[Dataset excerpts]
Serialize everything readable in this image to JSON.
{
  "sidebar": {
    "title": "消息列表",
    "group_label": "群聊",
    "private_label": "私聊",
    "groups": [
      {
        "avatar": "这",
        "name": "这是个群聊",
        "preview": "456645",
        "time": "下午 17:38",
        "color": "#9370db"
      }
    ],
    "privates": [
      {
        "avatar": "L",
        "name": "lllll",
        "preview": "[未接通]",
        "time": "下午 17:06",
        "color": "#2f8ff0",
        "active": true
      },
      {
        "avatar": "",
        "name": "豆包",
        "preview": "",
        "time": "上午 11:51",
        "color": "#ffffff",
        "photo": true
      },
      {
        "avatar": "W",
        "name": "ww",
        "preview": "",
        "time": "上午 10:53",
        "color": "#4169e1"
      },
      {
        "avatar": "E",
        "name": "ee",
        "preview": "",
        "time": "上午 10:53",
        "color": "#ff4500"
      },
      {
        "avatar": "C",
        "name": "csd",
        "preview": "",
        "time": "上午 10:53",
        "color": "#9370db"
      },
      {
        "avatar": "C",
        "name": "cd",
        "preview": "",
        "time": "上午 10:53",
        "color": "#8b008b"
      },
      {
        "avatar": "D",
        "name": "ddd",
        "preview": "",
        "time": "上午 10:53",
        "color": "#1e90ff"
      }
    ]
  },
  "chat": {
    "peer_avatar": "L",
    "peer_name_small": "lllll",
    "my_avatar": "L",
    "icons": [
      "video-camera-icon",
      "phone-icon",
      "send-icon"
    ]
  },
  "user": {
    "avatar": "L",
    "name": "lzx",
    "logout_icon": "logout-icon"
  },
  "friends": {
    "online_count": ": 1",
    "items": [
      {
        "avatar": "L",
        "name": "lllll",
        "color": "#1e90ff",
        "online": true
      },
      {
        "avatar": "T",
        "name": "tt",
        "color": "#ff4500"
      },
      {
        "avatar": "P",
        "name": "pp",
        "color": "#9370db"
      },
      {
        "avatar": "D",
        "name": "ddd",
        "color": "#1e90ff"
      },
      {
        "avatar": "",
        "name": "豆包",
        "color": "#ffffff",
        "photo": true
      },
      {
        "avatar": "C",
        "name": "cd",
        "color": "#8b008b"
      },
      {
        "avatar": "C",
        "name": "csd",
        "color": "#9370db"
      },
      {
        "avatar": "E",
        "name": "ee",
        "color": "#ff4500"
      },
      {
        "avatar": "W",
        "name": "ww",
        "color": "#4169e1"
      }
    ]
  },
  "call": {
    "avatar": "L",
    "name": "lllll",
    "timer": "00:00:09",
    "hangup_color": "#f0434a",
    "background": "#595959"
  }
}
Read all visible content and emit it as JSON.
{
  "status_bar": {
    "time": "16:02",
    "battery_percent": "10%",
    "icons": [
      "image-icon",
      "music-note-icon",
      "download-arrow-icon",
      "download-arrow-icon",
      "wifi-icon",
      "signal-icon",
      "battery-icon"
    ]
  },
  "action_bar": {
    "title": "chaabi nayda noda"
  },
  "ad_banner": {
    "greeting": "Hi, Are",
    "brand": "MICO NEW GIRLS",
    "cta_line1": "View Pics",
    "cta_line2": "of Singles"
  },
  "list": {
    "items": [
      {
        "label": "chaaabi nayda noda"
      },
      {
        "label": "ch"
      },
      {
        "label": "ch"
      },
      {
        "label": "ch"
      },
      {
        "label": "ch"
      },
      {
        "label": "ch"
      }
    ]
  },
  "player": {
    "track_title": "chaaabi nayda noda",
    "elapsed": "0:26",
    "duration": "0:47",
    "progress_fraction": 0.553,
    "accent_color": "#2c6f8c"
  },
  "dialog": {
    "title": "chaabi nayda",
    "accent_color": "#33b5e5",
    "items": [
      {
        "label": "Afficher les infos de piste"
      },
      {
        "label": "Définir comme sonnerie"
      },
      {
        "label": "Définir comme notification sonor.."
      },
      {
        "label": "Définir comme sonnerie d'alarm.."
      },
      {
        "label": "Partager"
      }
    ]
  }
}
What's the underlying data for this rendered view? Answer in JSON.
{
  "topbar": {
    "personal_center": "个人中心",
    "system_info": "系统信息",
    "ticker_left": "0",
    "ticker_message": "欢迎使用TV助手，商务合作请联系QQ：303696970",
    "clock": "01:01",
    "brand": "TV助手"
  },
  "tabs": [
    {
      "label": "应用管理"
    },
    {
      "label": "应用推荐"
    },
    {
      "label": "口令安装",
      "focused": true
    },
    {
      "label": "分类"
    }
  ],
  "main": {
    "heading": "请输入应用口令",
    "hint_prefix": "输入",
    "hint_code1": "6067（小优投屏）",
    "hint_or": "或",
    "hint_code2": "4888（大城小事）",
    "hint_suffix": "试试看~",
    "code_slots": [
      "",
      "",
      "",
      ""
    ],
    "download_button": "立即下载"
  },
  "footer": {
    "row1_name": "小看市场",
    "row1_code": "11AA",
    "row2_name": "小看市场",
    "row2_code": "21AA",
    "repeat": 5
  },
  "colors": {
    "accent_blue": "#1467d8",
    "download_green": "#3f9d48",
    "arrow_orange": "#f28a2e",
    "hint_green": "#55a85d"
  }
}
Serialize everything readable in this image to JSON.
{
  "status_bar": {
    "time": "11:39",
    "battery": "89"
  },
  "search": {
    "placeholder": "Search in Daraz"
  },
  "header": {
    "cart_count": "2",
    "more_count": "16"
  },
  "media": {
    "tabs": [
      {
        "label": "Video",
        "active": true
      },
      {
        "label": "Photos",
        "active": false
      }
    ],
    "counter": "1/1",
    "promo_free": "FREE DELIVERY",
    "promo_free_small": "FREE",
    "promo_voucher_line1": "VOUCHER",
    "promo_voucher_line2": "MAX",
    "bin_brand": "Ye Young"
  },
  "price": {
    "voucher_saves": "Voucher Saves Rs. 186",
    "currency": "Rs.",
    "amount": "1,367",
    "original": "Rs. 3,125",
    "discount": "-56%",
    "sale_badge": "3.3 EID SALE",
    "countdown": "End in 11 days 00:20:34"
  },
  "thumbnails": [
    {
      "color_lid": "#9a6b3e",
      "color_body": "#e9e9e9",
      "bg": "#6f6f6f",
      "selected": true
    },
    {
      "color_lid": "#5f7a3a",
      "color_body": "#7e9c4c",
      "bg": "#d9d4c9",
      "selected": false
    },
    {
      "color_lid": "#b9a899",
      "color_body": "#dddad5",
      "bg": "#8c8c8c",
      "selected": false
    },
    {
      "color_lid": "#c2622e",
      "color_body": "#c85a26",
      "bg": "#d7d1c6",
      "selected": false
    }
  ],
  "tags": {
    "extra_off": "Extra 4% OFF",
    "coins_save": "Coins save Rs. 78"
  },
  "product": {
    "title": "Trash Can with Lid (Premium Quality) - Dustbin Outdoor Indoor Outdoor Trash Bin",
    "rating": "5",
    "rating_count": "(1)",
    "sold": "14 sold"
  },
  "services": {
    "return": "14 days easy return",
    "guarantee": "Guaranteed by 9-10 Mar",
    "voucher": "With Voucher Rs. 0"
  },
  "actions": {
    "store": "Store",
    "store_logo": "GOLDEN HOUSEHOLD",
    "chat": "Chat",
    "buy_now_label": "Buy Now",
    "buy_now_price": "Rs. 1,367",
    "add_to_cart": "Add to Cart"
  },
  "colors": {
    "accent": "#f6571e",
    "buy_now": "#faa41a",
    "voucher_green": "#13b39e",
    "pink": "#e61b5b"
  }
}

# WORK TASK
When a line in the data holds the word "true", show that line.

# SOLVED PROBLEM
        "active": true
        "photo": true
        "online": true
        "photo": true
      "focused": true
        "active": true
      "selected": true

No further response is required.